The prophet has undergone repeated trials before the church, and
has made frequent confessions; and among the faithful, this is accounted
as additional proof of his humility and divine inspiration. They
only class his failings with those recorded of the ancient prophets.
But the faith of many among them has failed, and they have had honesty
enough to confess it. They have opened their eyes--the delusion
has vanished, and they have been astonished at their besotted infatuation.
Frequent depredations have happened among them, and it has sometimes
required the art and assiduity of all their prophets and priests
and elders to keep the whole babel from tumbling down together.
It is difficult to foretell how long it will take this gust of
Fanaticism to spend itself, and die away, and sink to the oblivion
of the 100 others which have gone before it. Situated as we are,
we have need of patience; and we often realize the truth of Solomon,
that "Though you should bray a fool in a mortar with a pestle, yet
will not his folly depart from him."
On the whole, the vice of Mormonism must be accounted one of the
most palpable and wide-spreading delusions which this country has
ever seen; and nothing can equal the zeal of their leaders in its
propagation. The completion of the temple, according to the pattern
shown to Joseph in vision, is a monument of unconquerable zeal.

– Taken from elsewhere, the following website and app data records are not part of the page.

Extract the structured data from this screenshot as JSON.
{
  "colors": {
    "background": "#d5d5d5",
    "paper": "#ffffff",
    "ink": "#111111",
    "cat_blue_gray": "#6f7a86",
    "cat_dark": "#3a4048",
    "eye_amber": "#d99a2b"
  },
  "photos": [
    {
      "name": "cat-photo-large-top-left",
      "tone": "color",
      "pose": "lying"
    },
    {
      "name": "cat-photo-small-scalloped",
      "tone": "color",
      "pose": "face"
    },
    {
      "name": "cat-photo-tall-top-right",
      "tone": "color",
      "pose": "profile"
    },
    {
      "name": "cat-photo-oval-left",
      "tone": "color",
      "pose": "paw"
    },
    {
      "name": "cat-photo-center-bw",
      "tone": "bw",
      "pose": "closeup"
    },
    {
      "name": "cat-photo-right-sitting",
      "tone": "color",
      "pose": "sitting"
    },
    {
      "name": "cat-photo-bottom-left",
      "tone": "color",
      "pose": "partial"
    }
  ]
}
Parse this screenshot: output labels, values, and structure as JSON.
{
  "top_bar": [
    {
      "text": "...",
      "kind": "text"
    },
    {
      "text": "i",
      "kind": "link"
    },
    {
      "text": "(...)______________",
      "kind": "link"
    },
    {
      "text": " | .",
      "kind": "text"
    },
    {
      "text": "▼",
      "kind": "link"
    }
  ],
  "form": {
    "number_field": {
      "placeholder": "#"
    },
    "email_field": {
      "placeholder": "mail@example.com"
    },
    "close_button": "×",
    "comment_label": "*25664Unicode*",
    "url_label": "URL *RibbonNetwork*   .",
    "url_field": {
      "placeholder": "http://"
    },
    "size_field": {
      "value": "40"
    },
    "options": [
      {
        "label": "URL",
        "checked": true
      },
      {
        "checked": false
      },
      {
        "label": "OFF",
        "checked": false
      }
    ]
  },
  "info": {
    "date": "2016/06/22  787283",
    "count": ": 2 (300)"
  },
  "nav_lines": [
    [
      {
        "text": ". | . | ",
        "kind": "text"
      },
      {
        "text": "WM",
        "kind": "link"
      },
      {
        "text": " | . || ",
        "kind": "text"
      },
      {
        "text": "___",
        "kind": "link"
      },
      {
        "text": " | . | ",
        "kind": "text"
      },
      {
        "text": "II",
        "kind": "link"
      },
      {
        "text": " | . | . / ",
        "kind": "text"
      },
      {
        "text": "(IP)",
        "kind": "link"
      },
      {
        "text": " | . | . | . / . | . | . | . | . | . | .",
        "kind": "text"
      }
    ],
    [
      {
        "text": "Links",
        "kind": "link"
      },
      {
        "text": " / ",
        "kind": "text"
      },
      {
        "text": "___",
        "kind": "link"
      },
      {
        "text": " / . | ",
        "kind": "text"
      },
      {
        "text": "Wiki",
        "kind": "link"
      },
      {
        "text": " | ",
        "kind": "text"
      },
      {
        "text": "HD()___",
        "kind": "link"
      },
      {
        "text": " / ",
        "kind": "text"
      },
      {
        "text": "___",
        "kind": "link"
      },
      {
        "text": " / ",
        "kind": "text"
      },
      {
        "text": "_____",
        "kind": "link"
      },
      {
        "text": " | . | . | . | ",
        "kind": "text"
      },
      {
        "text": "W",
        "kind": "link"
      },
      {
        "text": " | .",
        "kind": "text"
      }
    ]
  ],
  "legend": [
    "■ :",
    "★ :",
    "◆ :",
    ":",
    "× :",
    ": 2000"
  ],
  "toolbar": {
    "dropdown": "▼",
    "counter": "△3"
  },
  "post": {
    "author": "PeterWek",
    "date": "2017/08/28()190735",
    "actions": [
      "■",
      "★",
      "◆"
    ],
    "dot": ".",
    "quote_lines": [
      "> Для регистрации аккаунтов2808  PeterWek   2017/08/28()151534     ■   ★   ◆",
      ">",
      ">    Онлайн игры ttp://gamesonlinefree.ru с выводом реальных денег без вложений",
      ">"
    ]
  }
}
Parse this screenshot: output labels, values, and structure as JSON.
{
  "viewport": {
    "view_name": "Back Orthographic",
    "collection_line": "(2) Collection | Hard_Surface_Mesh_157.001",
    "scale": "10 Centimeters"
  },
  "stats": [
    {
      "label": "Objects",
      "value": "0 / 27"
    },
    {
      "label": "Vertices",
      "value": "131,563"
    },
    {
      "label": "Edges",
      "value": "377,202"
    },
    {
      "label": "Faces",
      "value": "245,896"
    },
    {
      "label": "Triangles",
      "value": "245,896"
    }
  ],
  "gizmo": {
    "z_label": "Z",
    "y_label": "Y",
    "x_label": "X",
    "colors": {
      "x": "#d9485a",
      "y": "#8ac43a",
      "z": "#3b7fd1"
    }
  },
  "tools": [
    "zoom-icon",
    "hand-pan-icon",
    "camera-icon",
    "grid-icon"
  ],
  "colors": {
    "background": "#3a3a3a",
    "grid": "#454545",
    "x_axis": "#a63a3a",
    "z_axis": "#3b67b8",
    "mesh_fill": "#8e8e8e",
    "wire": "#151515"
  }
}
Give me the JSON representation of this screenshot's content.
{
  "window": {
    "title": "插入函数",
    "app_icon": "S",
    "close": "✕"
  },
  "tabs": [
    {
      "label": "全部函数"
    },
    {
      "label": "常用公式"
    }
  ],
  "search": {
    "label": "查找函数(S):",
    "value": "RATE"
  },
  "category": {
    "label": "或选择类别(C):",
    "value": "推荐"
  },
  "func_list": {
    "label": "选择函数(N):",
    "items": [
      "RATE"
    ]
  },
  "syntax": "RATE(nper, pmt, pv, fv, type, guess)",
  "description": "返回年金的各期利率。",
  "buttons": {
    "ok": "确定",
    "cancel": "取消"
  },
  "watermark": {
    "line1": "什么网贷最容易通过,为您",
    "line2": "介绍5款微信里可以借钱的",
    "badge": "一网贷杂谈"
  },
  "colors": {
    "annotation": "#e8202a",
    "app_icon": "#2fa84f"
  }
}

The imposing splendor of the pulpits, the orders of the Melchizedek
and the Aaronic priesthoods, and the veils which are let down or
drawn by machinery, dividing the place of worship into several apartments,
presents before us a strange compound of Jewish antiquity and Roman
The reproof which the prophet addresses to ancient Israel that
they dwelt in sealed houses while the Temple of God was laid waste,
can never be applied to these Mormons.--Stimulated by strong faith
and zeal, you will see them muster all their forces for miles around
to hear the brethren speak in tongues, and proclaim the wonderful
works of God.
In this view they give to those who call themselves sober christians
a most severe rebuke. If they had half the zeal of these misguided
Mormons, the world would tremble, and the millennial day would speedily
be ushered in.
Yours, in the bonds of the Gospel. Truman Coe.